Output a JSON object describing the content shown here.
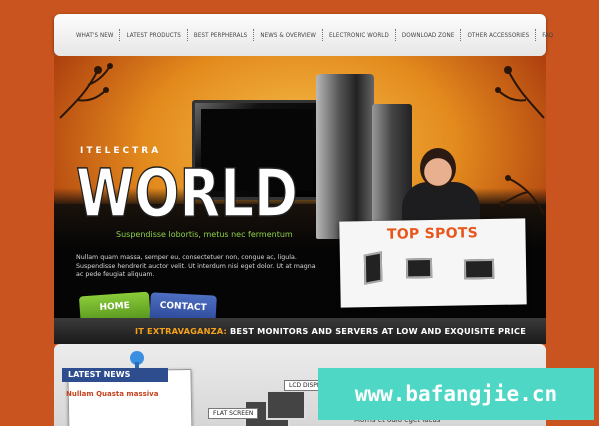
{
  "nav": {
    "items": [
      "WHAT'S NEW",
      "LATEST PRODUCTS",
      "BEST PERPHERALS",
      "NEWS & OVERVIEW",
      "ELECTRONIC WORLD",
      "DOWNLOAD ZONE",
      "OTHER ACCESSORIES",
      "FAQ"
    ]
  },
  "hero": {
    "brand_small": "ITELECTRA",
    "brand_big": "WORLD",
    "tagline": "Suspendisse lobortis, metus nec fermentum",
    "lorem": "Nullam quam massa, semper eu, consectetuer non, congue ac, ligula. Suspendisse hendrerit auctor velit. Ut interdum nisi eget dolor. Ut at magna ac pede feugiat aliquam.",
    "top_spots": "TOP SPOTS",
    "home_button": "HOME",
    "contact_button": "CONTACT"
  },
  "strip": {
    "accent": "IT EXTRAVAGANZA:",
    "text": " BEST MONITORS AND SERVERS AT LOW AND EXQUISITE PRICE"
  },
  "lower": {
    "news_title": "LATEST NEWS",
    "news_item": "Nullam Quasta massiva",
    "chip_lcd": "LCD DISPL",
    "chip_flat": "FLAT SCREEN",
    "partial_text": "Morris et odio eget lacus"
  },
  "watermark": "www.bafangjie.cn",
  "colors": {
    "background": "#c9541f",
    "accent_orange": "#e8561b",
    "tagline_green": "#8fd14a",
    "news_blue": "#2e4d8f",
    "watermark": "#4fd7c6"
  }
}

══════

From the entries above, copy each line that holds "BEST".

      "BEST PERPHERALS",
    "text": " BEST MONITORS AND SERVERS AT LOW AND EXQUISITE PRICE"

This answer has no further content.